Authorities looking for any trace of two missing children doggedly sifted the ashes of a deadly house fire, searched rolling farmland nearby and untangled complicated family relationships.
Investigators aren't sure if 9-year-old Chloie Leverette and her half brother, 7-year-old Gage Daniel, died along with an elderly couple raising them in a fire that incinerated their home Sunday night. Two bodies tentatively identified as 72-year-old Leon "Bubba" McClaran and his 70-year-old wife, Molli McClaran, were recovered Monday but fire investigators said they found no remains of the children.
At the same time, the Tennessee Bureau of Investigation has found no indication of foul play or a reason to believe the children weren't trapped in the fire.
When the agency was called in Wednesday, it issued an endangered children alert in what spokeswoman Kristin Helm called "an abundance of caution." Search teams with dogs fanned out around the property and helicopters hovered above.
Not knowing is the hardest part, said Mary Lamb, sister of Leon McClaran.
"We want to know. We want to know where those children are, if they were in the fire or if they were taken," she said.
On Thursday, investigators focused on the fire debris at the home, located in horse country roughly 50 miles southeast of Nashville.
Family members and reporters were kept back from the home, which has taken on the appearance of an archaeological dig. Heavy machinery lifted bulky pieces of debris. Large sifting tray tables were set up while workers filled a half-dozen wheelbarrows with fine material from the fire.
It was still not clear what caused the fire, which burned for hours, in part because firefighters had trouble getting water to the remote location.
Local investigators from the Bedford County Sheriff's Department referred all questions to the TBI.
Helm said investigators determined Molli McClaran was the children's grandmother. Agents have interviewed Cheryl Leverette, the mother of the youngsters, and Christopher Daniel, Gage's father. Chloie's father is deceased, she said.
So far, authorities haven't gotten any new leads.
Forensics expert Dr. William Bass, who founded the Body Farm research center at the University of Tennessee in Knoxville to study the decomposition of corpses in a variety of circumstances to aid scientific and criminal research, said even in an intense fire some bones and teeth should remain. Finding them could be difficult, though, because the fragments might be only a couple of inches long, he said.
Family members aren't sure what to think.
Daniel, Gage's father, said he believed the children were in the house when it caught fire but was holding out hope they might be found alive.
Lamb was among about six relatives at the home Thursday waiting for news from investigators. She said she had believed all four died in the fire until the Tennessee Bureau of Investigation put out the endangered child alert.

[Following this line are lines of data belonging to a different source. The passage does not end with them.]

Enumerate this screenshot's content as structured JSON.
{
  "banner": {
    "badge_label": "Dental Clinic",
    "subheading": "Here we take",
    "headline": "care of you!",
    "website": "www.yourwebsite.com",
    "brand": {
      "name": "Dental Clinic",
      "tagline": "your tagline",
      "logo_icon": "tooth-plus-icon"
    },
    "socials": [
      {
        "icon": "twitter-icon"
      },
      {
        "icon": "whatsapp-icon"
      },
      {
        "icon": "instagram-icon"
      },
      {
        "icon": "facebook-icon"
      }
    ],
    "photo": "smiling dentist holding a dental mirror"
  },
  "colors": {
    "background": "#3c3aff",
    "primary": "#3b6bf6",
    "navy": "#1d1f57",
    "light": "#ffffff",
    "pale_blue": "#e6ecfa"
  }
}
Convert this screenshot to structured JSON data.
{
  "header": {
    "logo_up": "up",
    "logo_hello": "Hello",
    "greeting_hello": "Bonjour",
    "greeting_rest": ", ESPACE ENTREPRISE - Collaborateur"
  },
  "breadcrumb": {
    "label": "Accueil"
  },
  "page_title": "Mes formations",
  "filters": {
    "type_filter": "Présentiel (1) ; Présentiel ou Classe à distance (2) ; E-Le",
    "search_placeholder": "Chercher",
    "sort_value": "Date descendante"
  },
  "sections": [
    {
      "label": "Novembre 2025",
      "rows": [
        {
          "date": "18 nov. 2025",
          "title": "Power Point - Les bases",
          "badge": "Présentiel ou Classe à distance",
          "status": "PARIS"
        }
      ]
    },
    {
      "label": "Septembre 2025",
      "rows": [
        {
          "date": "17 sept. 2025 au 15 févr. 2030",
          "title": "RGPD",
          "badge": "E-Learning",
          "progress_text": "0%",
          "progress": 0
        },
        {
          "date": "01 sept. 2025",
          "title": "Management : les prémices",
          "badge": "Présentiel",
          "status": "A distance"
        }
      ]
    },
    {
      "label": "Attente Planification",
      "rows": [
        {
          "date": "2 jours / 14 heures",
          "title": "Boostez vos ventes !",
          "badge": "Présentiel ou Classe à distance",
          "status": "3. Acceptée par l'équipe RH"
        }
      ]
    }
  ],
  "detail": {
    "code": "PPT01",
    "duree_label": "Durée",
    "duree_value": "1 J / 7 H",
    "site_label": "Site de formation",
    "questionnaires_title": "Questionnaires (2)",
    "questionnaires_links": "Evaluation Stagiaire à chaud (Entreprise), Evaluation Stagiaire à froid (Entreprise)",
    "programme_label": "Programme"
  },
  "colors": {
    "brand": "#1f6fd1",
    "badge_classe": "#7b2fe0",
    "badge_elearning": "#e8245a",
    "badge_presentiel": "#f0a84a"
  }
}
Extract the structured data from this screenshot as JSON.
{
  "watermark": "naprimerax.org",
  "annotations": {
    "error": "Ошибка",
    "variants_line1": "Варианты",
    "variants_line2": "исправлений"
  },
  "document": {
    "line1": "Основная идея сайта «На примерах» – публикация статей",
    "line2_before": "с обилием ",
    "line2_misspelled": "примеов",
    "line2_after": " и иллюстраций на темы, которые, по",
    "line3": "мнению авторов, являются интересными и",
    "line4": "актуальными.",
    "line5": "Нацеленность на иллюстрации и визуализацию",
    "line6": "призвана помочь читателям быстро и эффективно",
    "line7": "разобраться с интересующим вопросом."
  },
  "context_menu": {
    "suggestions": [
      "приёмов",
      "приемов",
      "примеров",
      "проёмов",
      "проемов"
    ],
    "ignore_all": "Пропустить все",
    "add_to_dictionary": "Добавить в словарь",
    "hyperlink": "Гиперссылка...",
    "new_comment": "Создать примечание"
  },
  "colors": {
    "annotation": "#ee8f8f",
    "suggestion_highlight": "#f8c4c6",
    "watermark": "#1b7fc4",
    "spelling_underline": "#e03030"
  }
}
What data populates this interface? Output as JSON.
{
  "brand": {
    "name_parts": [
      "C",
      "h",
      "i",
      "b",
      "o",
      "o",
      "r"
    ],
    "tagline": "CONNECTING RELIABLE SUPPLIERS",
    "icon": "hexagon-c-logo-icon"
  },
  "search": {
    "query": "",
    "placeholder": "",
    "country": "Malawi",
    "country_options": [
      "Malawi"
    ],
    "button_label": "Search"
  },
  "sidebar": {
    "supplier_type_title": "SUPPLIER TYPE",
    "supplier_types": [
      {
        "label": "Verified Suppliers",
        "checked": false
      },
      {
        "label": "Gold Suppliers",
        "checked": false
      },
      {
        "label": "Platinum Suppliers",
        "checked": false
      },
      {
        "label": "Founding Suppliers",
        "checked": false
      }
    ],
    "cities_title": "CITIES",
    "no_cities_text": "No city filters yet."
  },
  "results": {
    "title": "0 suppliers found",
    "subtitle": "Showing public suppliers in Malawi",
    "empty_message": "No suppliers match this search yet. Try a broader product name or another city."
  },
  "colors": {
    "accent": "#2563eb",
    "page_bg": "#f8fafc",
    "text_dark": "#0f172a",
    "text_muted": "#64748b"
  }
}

"I think that we changed our thinking when the TBI came in," Lamb said. "We realized that there might be something else."
Around the burned-out home on the family farmstead were many signs of children — a bicycle, a plastic yellow play house and toy car large enough for a child to ride in.
Asked how the elderly couple ended up raising the children, Lamb said, "They needed a home, so they took them."
The state Department of Children's Services investigated the mother of the two children and Daniel's father between 2006 and 2010, said spokesman Brandon Gee, though it wasn't clear whether that led to the children staying with the couple at the farmhouse.
Lamb described Gage, whom the family called "Buster," as "the sweetest little boy."
She said he was a special needs child who followed Leon McClaran everywhere and especially loved to ride with him on the Gator, a small utility vehicle.
She said Chloie would play with one of her young cousins who lived in a neighboring home.
"One day the two of them came up to me in the dirtiest little swimsuits and I said, 'Where have you been?' cause I knew there were no ponds around," Lamb said. "They had been in the cattle trough," she said laughing.
Both the children loved the farm life, in particular the animals that included a white pony, a herd of goats, chickens and dogs. At least one dog died in the fire, misleading investigators early on into thinking its carcass was the body of one of the children.
"It's tragic either way you go. But our hearts are so saddened about these children. Molli and Bubba lived 70 years, but these children were 7 and 9 and it is heartbreaking."
Lamb said authorities warned her at the beginning of the investigation that they may never be certain what happened to the children.
"They will continue to search until they know something," she said.
Associated Press writer Travis Loller contributed to this story from Nashville.